Mark 10:13-16 13 And they were bringing children to Him so that He might touch them; but the disciples rebuked them. 14 But when Jesus saw this, He was indignant and said to them, “Permit the children to come to Me; do not hinder them; for the kingdom of God belongs to such as these. 15 Truly I say to you, whoever does not receive the kingdom of God like a child will not enter it at all.” 16 And He took them in His arms and began blessing them, laying His hands on them.
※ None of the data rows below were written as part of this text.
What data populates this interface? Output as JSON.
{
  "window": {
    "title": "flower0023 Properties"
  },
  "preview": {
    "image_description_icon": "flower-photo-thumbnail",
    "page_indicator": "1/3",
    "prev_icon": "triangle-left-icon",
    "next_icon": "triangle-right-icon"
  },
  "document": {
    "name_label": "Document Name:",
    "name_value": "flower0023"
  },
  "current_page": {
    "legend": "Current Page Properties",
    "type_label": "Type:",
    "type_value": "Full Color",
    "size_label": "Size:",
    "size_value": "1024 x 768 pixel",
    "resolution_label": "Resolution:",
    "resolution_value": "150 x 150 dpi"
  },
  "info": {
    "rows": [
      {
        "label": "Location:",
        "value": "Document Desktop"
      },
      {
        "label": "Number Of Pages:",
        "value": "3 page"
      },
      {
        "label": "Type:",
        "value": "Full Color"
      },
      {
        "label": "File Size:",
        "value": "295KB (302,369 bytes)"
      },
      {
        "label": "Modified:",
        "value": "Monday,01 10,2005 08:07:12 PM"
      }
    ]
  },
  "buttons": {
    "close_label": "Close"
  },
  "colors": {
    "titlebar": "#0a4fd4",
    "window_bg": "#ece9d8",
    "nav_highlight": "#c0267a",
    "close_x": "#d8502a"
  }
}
Luke 18:15-17 15 And they were bringing even their babies to Him so that He would touch them, but when the disciples saw it, they began rebuking them. 16 But Jesus called for them, saying, “Permit the children to come to Me, and do not hinder them, for the kingdom of God belongs to such as these. 17 Truly I say to you, whoever does not receive the kingdom of God like a child will not enter it at all.”
The kingdom of God is Christ’s New Covenant rule over the world, as manifested in His church. Jesus is stating that this kingdom belongs to the children of believers, as a class. In fact, He makes it clear in Luke 18:17, that unless adults become like children (presumably in their dependence and trust), they cannot enter the kingdom! If the kingdom belongs to children (down to infancy) and adults must become like children to enter the kingdom, then we have things backwards when we require children to become like adults in order to enter the kingdom through baptism. This certainly does not mean that it is impossible for a child of believers to grow up in unbelief and hypocrisy and NOT inherit the kingdom of God. It would be foolish to imply that, since it is obvious that all who are baptized are not ultimately faithful Christians. However, the expectation in faith of Christian parents, based on God’s word, is that their children belong to God and His kingdom, and will grow and develop in faith, repentance, and love.
A question for consideration: if you are not a paedobaptist, then how do these verses fit into your belief system? What does it mean that “the kingdom of God belongs to such as these”? Also, why did the Holy Spirit prompt Luke to provide the detail that it is not just children in general, but even babies that are being brought to Jesus?